(Stored items)

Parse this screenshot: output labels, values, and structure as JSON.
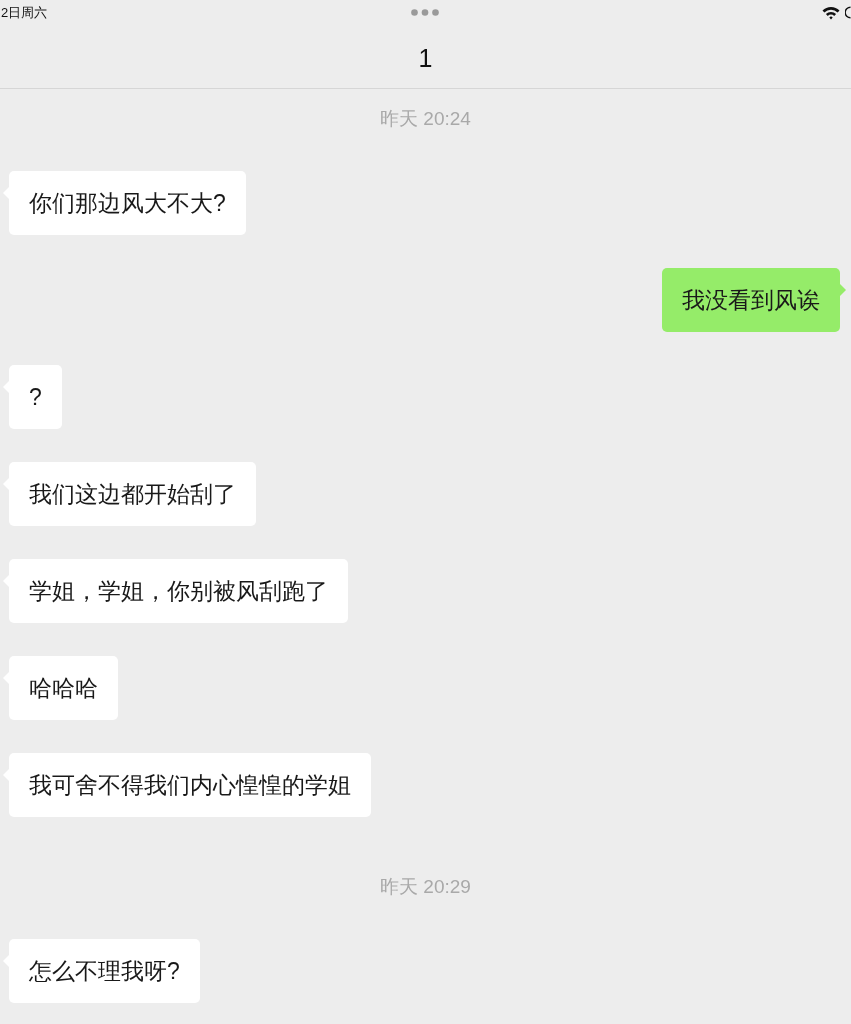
{
  "status_bar": {
    "date": "2日周六"
  },
  "header": {
    "title": "1"
  },
  "messages": [
    {
      "kind": "time",
      "text": "昨天 20:24"
    },
    {
      "kind": "incoming",
      "text": "你们那边风大不大?"
    },
    {
      "kind": "outgoing",
      "text": "我没看到风诶"
    },
    {
      "kind": "incoming",
      "text": "?"
    },
    {
      "kind": "incoming",
      "text": "我们这边都开始刮了"
    },
    {
      "kind": "incoming",
      "text": "学姐，学姐，你别被风刮跑了"
    },
    {
      "kind": "incoming",
      "text": "哈哈哈"
    },
    {
      "kind": "incoming",
      "text": "我可舍不得我们内心惶惶的学姐"
    },
    {
      "kind": "time",
      "text": "昨天 20:29"
    },
    {
      "kind": "incoming",
      "text": "怎么不理我呀?"
    }
  ]
}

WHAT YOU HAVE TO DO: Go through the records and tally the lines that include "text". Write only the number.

ANSWER SECTION: 10